DATA FOR THE TASK:

* * *

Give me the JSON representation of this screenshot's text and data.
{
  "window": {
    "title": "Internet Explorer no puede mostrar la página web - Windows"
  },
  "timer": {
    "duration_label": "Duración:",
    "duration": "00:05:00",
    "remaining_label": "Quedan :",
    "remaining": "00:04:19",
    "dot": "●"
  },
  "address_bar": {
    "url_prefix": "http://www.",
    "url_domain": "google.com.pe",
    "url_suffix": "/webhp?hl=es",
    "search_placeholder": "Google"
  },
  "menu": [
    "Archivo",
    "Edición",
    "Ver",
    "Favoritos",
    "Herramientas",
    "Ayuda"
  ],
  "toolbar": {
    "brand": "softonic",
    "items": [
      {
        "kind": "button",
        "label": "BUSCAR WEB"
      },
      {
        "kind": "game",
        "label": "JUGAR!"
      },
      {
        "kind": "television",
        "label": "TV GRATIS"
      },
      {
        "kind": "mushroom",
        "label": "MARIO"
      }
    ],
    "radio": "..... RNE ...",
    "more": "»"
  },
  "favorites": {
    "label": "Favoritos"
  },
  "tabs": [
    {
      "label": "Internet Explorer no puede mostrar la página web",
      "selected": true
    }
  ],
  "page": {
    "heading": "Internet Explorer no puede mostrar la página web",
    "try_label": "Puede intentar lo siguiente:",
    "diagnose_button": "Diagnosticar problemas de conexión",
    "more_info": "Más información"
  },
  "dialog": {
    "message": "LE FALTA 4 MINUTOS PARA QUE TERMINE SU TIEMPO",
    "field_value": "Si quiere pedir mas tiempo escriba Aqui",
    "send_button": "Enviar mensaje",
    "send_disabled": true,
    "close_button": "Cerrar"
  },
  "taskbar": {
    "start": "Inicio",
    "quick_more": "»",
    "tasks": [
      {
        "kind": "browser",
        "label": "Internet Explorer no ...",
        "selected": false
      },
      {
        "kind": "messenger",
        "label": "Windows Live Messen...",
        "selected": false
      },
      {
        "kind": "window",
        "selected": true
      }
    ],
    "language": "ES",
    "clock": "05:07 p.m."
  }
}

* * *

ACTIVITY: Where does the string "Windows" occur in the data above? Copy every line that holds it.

EXERCISE OUTPUT:
    "title": "Internet Explorer no puede mostrar la página web - Windows"
        "label": "Windows Live Messen...",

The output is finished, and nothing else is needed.